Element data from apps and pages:

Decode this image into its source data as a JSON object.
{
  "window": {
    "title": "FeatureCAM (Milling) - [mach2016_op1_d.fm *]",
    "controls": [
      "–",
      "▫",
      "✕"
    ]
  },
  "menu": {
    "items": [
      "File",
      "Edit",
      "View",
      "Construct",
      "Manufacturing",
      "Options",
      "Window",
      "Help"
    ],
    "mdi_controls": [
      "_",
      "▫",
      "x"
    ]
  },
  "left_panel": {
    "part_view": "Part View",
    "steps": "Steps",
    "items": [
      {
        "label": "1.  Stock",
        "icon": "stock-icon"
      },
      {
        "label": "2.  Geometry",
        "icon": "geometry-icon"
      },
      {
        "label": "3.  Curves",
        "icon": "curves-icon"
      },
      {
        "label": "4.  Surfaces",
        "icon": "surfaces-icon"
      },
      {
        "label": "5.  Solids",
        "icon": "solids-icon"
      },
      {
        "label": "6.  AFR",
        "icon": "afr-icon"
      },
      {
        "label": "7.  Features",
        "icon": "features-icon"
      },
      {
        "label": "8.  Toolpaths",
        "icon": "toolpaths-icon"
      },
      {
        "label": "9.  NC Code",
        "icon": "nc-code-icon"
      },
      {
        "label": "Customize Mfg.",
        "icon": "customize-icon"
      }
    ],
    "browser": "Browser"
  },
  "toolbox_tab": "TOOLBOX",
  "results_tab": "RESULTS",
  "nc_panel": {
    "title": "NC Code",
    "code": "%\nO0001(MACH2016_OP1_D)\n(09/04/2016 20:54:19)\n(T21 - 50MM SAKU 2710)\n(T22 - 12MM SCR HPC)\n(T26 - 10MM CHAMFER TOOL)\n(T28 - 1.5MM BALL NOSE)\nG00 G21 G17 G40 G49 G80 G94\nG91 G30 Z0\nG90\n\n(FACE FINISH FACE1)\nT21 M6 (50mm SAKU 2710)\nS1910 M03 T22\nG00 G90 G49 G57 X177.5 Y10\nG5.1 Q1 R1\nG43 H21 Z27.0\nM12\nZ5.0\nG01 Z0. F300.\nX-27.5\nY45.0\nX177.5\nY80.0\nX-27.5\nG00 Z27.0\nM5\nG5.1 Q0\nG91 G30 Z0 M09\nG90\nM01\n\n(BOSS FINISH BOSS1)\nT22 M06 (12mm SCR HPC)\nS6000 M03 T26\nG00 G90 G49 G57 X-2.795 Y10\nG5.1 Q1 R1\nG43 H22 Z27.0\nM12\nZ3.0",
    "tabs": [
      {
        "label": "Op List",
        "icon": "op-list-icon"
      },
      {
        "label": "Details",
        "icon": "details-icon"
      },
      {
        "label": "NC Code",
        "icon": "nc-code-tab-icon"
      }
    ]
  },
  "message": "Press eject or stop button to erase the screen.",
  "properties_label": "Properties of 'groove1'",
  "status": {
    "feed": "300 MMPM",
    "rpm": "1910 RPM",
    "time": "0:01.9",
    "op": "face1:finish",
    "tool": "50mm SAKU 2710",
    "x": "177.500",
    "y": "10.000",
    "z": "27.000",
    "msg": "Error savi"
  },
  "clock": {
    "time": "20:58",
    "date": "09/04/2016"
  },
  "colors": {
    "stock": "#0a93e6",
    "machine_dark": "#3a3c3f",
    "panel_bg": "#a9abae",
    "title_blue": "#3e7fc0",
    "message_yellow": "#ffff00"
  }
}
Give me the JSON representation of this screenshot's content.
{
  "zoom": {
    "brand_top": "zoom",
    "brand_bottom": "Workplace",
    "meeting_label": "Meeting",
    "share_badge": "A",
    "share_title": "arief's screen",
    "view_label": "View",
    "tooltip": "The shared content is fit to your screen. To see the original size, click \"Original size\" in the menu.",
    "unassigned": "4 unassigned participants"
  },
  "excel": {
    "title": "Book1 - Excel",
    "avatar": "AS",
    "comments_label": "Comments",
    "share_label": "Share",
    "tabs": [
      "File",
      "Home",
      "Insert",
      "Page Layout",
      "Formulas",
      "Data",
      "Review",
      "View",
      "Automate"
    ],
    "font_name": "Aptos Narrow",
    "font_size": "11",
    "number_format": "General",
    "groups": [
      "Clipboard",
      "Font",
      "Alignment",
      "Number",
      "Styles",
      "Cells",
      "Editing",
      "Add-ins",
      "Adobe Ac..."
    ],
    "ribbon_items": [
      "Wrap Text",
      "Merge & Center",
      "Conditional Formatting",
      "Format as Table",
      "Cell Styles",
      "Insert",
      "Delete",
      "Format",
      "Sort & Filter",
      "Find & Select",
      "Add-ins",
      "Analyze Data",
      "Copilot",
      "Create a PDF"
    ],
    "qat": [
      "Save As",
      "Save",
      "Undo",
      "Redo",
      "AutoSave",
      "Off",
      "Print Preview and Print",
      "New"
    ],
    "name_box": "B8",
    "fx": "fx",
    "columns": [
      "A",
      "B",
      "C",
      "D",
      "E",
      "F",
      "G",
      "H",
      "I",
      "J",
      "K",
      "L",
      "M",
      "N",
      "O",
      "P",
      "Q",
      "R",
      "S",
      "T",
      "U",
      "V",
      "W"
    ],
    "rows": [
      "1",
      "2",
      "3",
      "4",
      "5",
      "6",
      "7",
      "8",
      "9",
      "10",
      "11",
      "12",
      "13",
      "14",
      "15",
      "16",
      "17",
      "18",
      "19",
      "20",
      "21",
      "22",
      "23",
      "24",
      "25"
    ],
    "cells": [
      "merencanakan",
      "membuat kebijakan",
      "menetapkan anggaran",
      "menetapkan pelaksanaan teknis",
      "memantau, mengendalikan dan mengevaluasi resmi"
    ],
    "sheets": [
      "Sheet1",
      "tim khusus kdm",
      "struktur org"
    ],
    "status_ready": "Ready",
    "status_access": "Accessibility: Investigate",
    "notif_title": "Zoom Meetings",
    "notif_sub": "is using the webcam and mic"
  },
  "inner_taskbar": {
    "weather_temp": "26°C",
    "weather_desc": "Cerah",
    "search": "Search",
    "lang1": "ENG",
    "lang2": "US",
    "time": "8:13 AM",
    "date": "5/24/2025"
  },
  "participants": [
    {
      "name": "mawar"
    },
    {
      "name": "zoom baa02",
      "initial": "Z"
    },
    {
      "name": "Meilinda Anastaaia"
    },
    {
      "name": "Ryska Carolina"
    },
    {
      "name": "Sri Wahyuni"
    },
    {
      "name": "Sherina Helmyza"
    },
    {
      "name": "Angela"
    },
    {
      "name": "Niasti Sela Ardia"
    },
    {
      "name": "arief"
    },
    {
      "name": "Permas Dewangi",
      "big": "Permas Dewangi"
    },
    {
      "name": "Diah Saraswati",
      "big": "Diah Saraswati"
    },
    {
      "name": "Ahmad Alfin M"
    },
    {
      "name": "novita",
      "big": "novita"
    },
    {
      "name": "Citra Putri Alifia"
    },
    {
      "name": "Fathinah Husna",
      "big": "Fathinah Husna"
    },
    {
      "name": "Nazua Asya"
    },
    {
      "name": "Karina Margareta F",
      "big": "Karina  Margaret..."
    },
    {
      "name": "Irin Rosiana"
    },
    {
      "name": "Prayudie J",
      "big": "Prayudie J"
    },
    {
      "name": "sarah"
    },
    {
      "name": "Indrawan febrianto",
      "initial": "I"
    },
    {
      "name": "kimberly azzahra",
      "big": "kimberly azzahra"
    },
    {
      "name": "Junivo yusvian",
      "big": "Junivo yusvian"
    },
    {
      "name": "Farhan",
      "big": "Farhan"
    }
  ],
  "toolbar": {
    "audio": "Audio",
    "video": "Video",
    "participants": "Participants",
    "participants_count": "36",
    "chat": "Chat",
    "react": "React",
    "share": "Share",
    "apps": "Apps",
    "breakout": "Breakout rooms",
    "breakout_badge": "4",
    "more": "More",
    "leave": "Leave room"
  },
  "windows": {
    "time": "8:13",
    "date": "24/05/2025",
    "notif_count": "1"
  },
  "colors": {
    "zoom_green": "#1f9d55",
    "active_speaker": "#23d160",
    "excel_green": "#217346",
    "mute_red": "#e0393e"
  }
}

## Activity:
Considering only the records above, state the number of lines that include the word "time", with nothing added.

## The completed task:
4